Problems of Nacktkultur Dance
This account of Nacktkultur is hardly comprehensive, but it does indicate the range of attitudes toward the naked body circulating in early-twentieth-century German culture. Nacktkultur was not a monolithic or unified ideology but a constellation of choices about the meaning a nude body could project within German society. Having a tenuous pedagogical relation to particular strands of Nacktkultur, modern dance easily tended to situate itself within this constellation whenever it employed nudity. In other words, the relations nude modern dance constructed between bodies derived more from the choices embodied by Nacktkultur than from those

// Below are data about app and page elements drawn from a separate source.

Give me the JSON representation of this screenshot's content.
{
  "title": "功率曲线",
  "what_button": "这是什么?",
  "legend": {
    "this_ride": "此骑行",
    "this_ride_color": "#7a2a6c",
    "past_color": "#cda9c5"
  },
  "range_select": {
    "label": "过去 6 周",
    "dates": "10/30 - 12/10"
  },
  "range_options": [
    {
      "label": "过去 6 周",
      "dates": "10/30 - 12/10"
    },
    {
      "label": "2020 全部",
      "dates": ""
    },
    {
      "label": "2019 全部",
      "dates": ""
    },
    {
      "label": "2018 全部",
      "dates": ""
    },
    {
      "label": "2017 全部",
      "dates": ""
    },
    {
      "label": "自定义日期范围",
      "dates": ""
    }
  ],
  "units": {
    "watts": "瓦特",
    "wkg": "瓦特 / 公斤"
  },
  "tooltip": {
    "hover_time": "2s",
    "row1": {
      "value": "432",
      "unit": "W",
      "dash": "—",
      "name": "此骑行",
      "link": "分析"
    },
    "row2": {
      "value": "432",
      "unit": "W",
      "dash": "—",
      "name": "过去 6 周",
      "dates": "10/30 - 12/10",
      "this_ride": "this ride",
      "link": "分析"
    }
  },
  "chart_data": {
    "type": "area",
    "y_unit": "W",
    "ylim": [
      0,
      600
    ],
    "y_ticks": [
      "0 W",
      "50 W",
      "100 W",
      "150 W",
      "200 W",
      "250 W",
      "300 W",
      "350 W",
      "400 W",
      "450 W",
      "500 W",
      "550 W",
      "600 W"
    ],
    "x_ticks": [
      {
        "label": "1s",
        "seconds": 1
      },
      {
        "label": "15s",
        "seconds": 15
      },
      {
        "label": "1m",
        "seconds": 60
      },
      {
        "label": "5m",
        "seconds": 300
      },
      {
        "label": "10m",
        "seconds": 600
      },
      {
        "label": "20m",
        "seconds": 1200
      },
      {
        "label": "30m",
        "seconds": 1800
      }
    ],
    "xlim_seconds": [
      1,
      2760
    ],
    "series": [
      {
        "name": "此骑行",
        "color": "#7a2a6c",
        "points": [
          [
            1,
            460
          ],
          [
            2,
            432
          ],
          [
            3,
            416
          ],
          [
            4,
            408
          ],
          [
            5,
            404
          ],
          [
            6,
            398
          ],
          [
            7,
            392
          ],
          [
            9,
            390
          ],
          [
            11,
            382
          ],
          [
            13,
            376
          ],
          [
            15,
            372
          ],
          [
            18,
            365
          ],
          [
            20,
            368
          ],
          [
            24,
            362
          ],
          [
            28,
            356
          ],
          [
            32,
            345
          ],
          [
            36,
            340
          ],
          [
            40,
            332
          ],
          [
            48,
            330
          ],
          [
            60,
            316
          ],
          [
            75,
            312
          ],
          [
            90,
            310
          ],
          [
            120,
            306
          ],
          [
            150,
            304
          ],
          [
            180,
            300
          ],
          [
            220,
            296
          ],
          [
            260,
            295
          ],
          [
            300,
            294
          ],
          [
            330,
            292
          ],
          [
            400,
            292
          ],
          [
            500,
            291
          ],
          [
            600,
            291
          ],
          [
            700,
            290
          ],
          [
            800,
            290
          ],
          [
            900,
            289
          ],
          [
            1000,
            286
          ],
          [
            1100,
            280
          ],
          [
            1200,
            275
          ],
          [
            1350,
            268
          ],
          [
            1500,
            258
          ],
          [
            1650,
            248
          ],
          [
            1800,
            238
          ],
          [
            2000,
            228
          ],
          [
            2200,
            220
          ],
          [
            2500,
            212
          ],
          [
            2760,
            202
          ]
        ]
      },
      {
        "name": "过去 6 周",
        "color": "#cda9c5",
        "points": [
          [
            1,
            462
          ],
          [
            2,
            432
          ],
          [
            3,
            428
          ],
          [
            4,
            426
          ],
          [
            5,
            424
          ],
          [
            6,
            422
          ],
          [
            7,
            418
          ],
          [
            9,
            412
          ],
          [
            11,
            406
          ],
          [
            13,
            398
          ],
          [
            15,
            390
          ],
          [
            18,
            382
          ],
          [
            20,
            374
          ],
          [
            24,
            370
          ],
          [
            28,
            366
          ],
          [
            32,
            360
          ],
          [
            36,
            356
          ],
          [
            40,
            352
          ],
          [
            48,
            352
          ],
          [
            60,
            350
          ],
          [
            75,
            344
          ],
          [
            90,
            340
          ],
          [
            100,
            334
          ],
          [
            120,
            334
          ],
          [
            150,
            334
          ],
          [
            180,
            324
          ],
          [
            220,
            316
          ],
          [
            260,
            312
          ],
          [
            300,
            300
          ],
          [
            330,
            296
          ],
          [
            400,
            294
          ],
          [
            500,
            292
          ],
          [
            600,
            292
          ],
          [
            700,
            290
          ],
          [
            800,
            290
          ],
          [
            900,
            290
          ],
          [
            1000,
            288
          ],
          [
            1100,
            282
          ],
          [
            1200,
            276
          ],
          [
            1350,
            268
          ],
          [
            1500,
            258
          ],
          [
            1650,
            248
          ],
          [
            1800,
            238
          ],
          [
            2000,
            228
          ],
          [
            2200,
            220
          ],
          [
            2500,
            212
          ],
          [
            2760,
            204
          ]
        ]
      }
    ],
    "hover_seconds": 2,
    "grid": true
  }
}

embodied by other modes of representing nudity, such as painting, anthropology, or even erotic behavior itself. The choices embodied by Nacktkultur regarding the meaning of nudity controlled the presence of nudity in modern dance in several ways: 1) aesthetic nude modern dance for a critical audience was overwhelmingly solo dancing, with group nude dancing confined to a private milieu of pedagogic exercises that prepared bodies to fulfill an ideal that was more than a condition of nakedness; 2) nude dancing in the private milieu, though documented abundantly and aesthetically by photography, emerged above all as a therapeutic benefit to the dancer rather than to the spectator; 3) the therapeutic value of nude dance depended on denying the serious erotic significance it rather obviously possessed, so that the motive for dancing nude was free of a more complex desire to see nude dancing; 4) in relation to the hygienic and eugenic ambitions of Nacktkultur, nude dancing consistently appeared as a feminine activity, as a choice for (young) women, not men; and 5) nude dancing projected an enigmatic image of the body that was different from that projected by nude gymnastics or athletics because dancing in itself blurred distinctions between "natural" and "theatricalized" ("unnatural") conditions of bodily activity.
Of course, one may find examples outside this range of controls over nude dancing, but they are so unique that they demonstrate the stability of the controls. More significant, such controls perhaps better explain why nude dancing did not occur more frequently than why it emerged at all. In any case, the result was a confused and highly compromised perception of how the relation between nudity and dance created a modern, liberated identity. The high-society arts and literary magazine Der Querschnitt (Berlin), for example, promoted modern culture by publishing, often without any commentary, images of nude women dancers side by side with pictures of sports, theatre, film, and society personalities, modernist paintings of nudes, stills from theatrical and film productions, photos of people from exotic or primitive cultures, scenes of modern urban life, and dancers who were not naked. Readers apparently appreciated the idea that both nudity and dance operated within a constantly recombinable montage of modern images; but, then, both nudity and dance remained subordinate to the authority of the image to define modernity.